-- Supplied records follows --

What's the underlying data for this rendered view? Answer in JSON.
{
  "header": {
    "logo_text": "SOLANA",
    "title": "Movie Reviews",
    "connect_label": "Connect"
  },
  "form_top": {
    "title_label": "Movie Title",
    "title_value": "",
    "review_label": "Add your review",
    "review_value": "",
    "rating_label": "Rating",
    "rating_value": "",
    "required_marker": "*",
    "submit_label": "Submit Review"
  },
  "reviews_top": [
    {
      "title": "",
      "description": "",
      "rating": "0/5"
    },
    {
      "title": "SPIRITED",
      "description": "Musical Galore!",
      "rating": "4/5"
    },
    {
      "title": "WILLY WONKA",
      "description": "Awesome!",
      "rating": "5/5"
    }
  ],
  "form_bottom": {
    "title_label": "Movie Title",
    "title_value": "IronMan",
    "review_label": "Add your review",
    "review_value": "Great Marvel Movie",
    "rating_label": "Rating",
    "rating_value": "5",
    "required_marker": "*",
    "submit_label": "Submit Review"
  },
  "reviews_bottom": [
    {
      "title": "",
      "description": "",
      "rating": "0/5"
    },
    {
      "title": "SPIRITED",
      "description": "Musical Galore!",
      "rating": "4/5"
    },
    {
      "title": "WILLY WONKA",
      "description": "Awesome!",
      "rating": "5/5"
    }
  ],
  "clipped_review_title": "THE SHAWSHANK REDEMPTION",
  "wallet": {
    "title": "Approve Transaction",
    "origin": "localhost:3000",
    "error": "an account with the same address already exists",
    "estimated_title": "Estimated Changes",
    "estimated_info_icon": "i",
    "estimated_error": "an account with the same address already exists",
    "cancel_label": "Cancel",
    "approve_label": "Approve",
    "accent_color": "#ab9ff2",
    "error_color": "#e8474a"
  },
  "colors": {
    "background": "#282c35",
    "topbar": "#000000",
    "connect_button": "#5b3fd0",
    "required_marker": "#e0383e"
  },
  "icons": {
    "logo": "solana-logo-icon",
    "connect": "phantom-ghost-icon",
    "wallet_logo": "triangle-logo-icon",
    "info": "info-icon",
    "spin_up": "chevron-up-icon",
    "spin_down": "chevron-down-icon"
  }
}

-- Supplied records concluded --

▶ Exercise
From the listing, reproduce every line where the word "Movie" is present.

▶ Answer
    "title": "Movie Reviews",
    "title_label": "Movie Title",
    "title_label": "Movie Title",
    "review_value": "Great Marvel Movie",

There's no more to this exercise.